The Compliance Professional's Role in Affirmative Action
The Texas Tech case highlights that affirmative action compliance is not just a challenge for admissions leaders. Higher Education compliance professionals also play an important role in conducting the proactive review and assessment of policies – but how? What are we assessing against?
This question proves difficult to answer given the ambiguity of affirmative action guidance applied to university admissions policy decisions. In 1978, the U.S. Supreme Court abolished the use of quotas but found “racial considerations” constitutional. Given the vague scope “racial considerations” imposes, institutions frequently face lawsuits that are fought and settled within the lower court systems. Federal compliance regulations shift, but this is not an excuse for a lack of oversight. “We didn’t know” just won’t cut it.
You do know enough to get started by asking questions about your institution’s affirmative action admissions approach. Begin with the regular review and assessment of current practices, risk tolerance and institutional culture and values, and consider the admission practices at your institution by reflecting on the following questions:
- Does the institution have an established and documented admissions policy?
- How frequently are admissions policies and procedures reviewed? Is this review documented?
- Are admissions policy decisions regarding race (or any other social indicators) within the parameters of the applicable laws regarding affirmative action?

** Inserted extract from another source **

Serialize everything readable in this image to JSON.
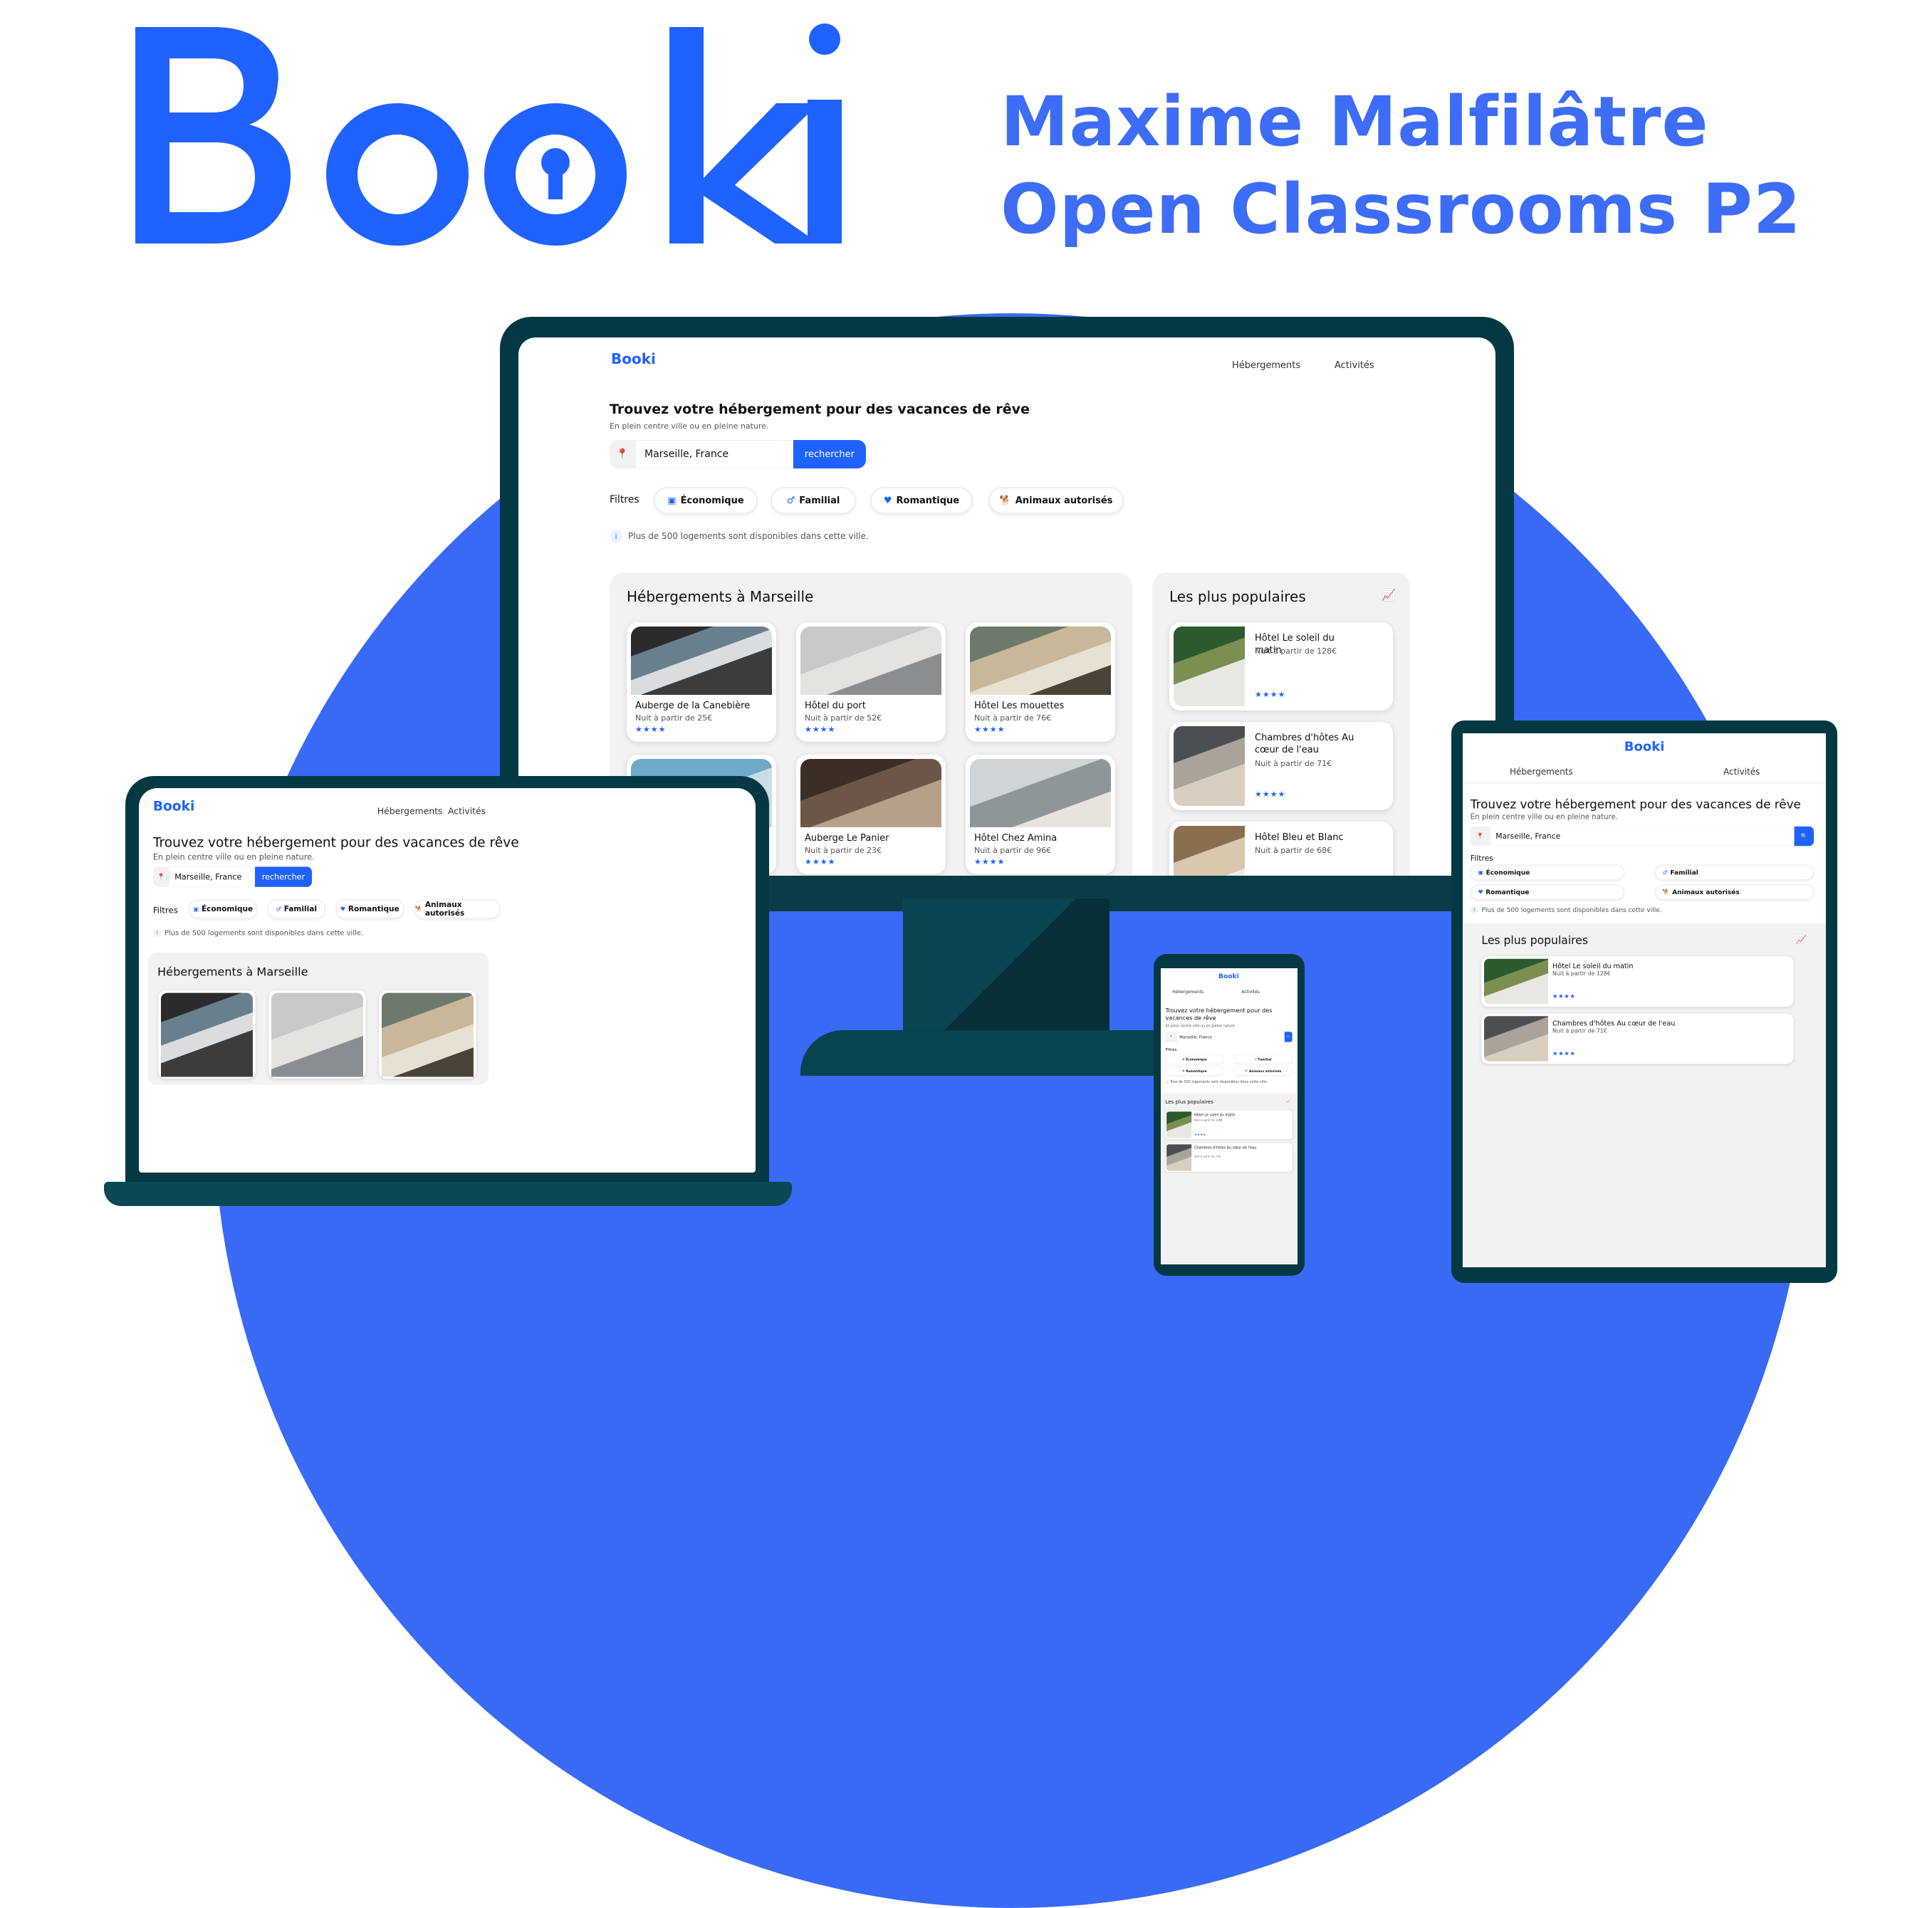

- What are the political, social, fiscal and legal factors driving the policy? Are those justifications well-supported by documentation and metrics?
- Do admissions policies explicitly benefit one group over another? Does the institution have documentation (and data) to prove otherwise?
Admissions practices rooted in the cultural foundation of your institution and supported by constitutional and legal precedence is paramount. Compliance personnel, working closely with the institutional chief diversity officer and general counsel, must seek to establish a clear approach that involves regular review and monitoring of institutional policies and admissions results to help mitigate risk and maintain compliance even as political stances shift.
As this blog went to press, The New York Times published an article, “Judge Rules Harvard’s Race-Conscious Admissions Policy Constitutional,” further demonstrating the pervasiveness and perpetual relevance affirmative action has on the higher education landscape. This will not be the last court case to weigh in on race-based admissions policies, but it should serve as a reminder that affirmative (in)action is a compliance focus area that deserves institutional attention.
Marisa has over thirteen years of experience assisting research institutions with compliance and operational improvements....Read Full Bio